Daylight Saving Time (DST) begins this Sunday, March 13, which means you can look forward to a particularly rough morning on Monday.
The average American loses 40 minutes of shuteye each year on the night after DST begins, according to sleep researchers at the University of Michigan (most Americans don’t lose any sleep on the actual “spring forward” night because they can sleep in on Sunday morning). While you may think you make up for that lost time when we “fall back” later in the year, researchers found that survey participants didn’t sleep significantly more when they gained an hour in October…which brings the typical American to that cumulative loss of 40 minutes of sleep per year. The researchers’ report, published in 2009, used data from the Bureau of Labor Statistics’ American Time Use Survey to analyze the sleeping patterns of 14,310 working Americans.
See how those lost minutes have added up over the course of your lifetime:

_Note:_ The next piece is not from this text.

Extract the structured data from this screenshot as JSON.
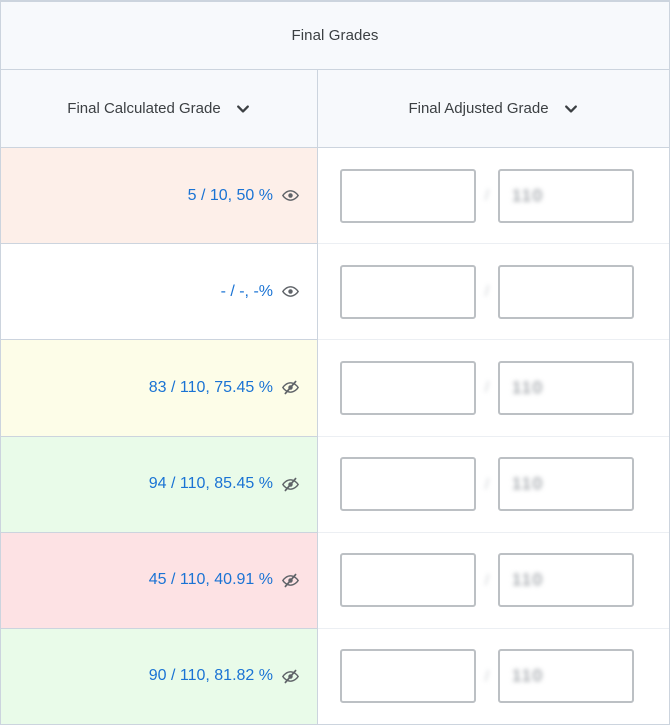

The above calculation takes the number of years you’ve lived since 1966 (when DST was first instituted) and multiplies it by 40 minutes to find total sleep lost. The Bureau of Labor Statistics takes a nationally representative sample of people over age 15 for the the American Time Use Survey, but the report authors considered it reasonable to assume a similar amount of lost sleep for those younger than 15, starting at birth. Our calculator doesn’t take into account those who have lived in states that don’t practice DST (entire states had the ability to opt out when DST was established): Arizona, Hawaii, American Samoa, Puerto Rico and the Virgin Islands.